_EXERCISE OBJECTIVE_: Please copy each line of the records below that includes the word "Reid".

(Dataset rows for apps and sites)
((

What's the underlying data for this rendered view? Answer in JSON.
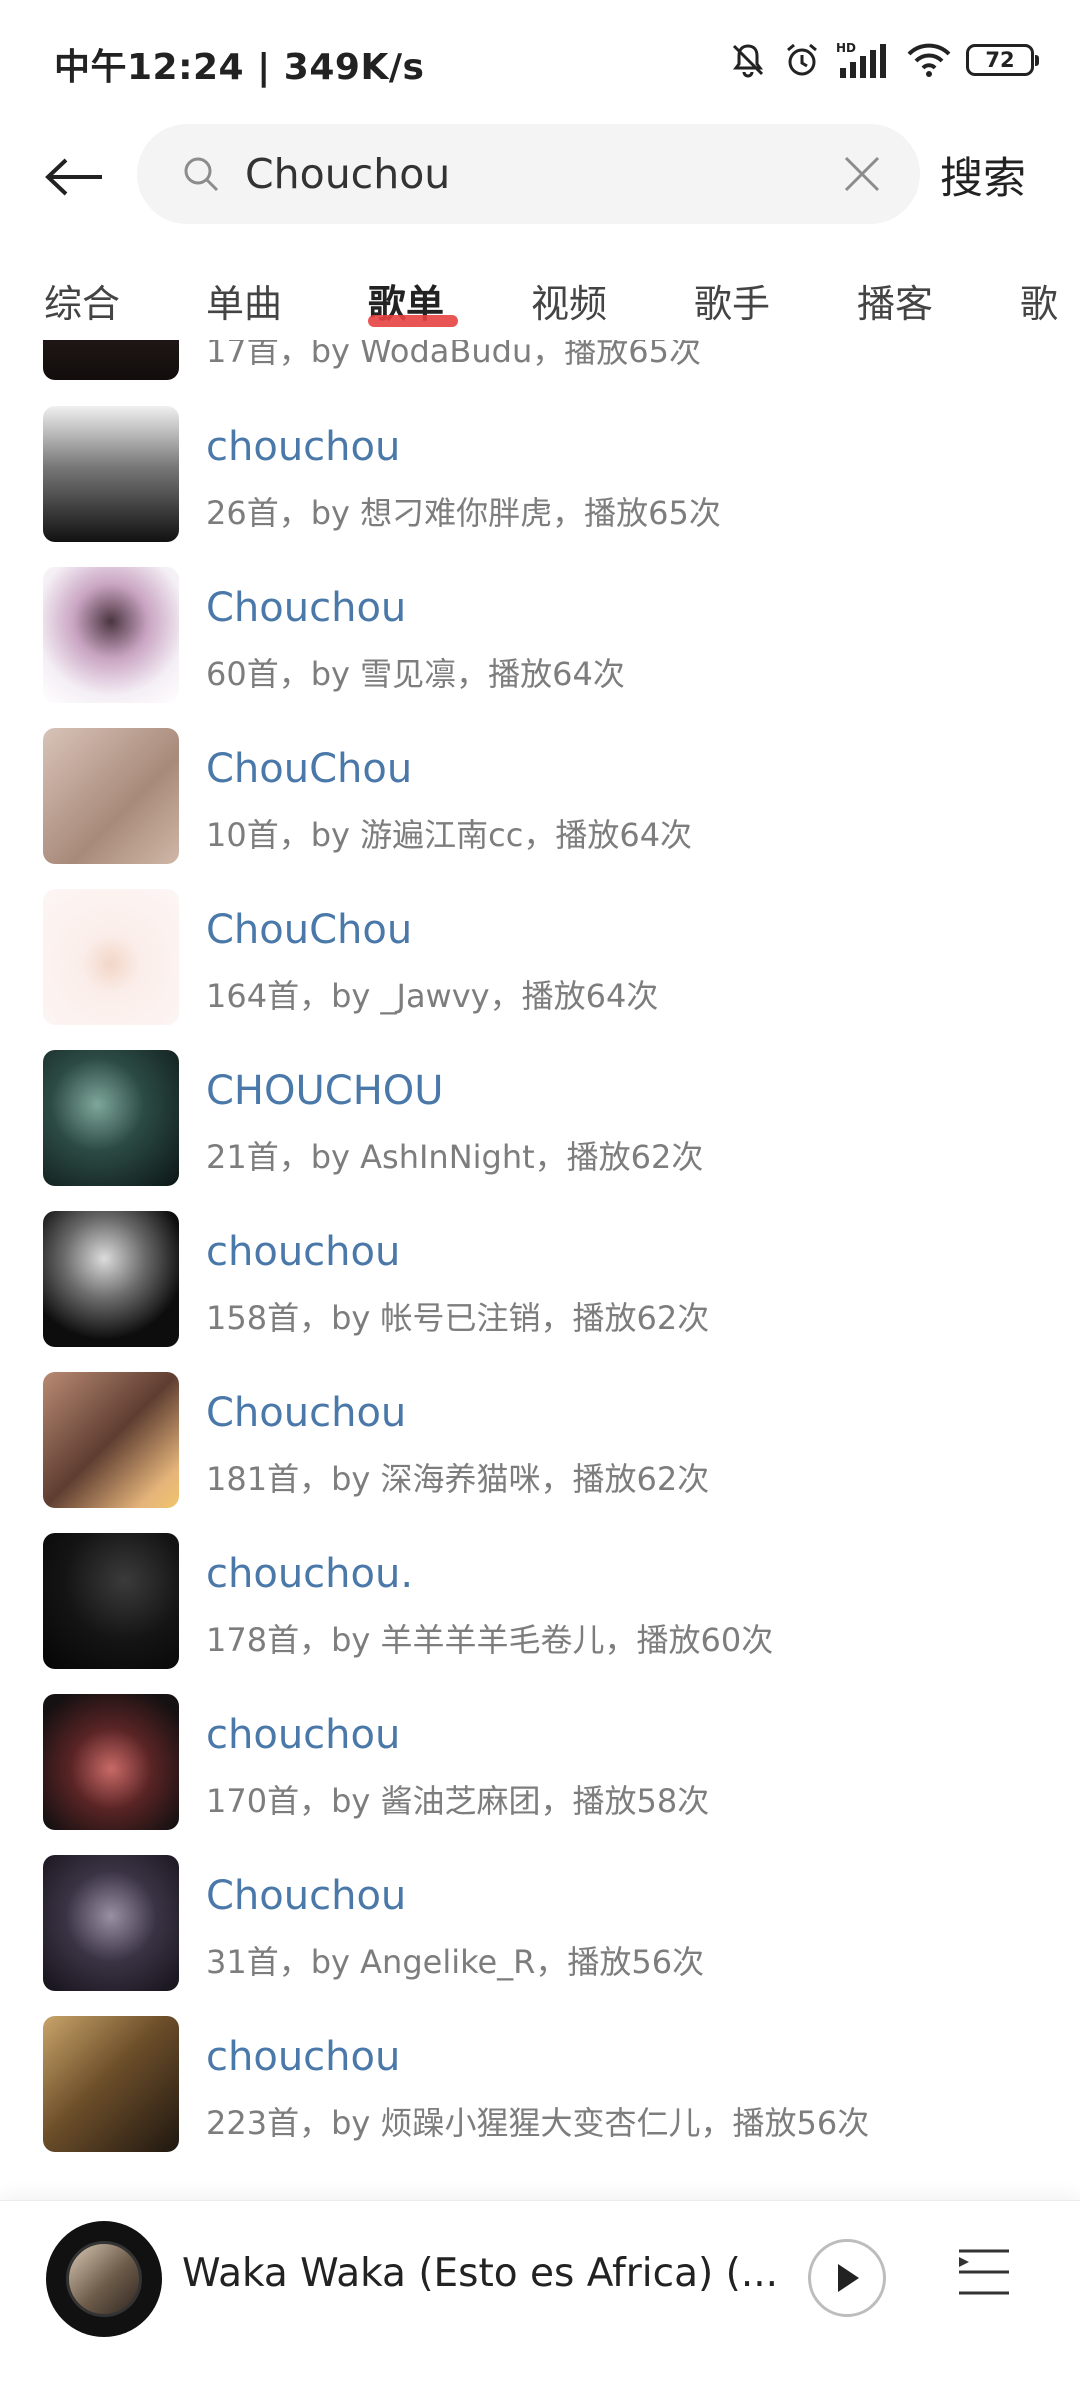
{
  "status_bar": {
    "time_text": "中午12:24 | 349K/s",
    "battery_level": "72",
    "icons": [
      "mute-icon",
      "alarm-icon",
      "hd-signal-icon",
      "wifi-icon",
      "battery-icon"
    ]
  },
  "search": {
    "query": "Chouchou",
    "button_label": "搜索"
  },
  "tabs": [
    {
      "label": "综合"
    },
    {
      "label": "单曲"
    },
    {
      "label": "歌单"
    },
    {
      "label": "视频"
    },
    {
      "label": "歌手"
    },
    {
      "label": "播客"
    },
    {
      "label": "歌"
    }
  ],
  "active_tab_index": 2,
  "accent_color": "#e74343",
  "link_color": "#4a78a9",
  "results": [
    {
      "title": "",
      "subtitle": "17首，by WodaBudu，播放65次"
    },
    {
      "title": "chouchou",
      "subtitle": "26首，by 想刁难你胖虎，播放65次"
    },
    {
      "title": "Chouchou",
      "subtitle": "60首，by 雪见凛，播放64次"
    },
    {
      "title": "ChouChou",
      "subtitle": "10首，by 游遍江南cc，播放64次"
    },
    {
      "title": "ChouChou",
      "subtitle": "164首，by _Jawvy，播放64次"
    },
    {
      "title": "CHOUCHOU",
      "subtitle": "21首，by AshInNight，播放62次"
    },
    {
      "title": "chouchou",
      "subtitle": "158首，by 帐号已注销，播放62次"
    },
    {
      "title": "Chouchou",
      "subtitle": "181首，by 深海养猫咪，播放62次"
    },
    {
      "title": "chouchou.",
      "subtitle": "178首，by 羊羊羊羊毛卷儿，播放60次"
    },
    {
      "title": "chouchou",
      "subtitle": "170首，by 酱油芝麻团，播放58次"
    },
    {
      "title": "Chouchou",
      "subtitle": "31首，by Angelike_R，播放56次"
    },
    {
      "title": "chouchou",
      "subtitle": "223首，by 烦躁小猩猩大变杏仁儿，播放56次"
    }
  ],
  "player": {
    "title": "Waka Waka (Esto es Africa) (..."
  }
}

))
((

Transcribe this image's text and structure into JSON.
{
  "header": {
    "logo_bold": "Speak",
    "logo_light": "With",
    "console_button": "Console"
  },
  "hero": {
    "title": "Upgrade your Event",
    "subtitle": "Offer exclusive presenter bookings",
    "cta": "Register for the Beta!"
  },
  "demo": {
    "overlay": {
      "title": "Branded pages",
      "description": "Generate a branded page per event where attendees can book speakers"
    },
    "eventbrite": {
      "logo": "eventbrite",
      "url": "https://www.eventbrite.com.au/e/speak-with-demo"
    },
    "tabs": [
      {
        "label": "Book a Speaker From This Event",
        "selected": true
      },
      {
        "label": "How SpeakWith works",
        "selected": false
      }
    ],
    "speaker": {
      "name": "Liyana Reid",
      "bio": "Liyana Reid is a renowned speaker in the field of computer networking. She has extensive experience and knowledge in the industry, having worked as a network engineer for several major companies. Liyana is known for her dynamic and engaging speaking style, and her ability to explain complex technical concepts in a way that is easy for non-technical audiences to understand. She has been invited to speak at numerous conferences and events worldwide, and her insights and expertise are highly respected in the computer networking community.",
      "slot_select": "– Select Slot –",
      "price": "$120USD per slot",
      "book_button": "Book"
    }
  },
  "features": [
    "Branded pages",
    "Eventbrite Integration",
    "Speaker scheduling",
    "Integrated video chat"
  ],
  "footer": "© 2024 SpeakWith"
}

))

_RESULT FOR THIS EXERCISE_:
      "name": "Liyana Reid",
      "bio": "Liyana Reid is a renowned speaker in the field of computer networking. She has extensive experience and knowledge in the industry, having worked as a network engineer for several major companies. Liyana is known for her dynamic and engaging speaking style, and her ability to explain complex technical concepts in a way that is easy for non-technical audiences to understand. She has been invited to speak at numerous conferences and events worldwide, and her insights and expertise are highly respected in the computer networking community.",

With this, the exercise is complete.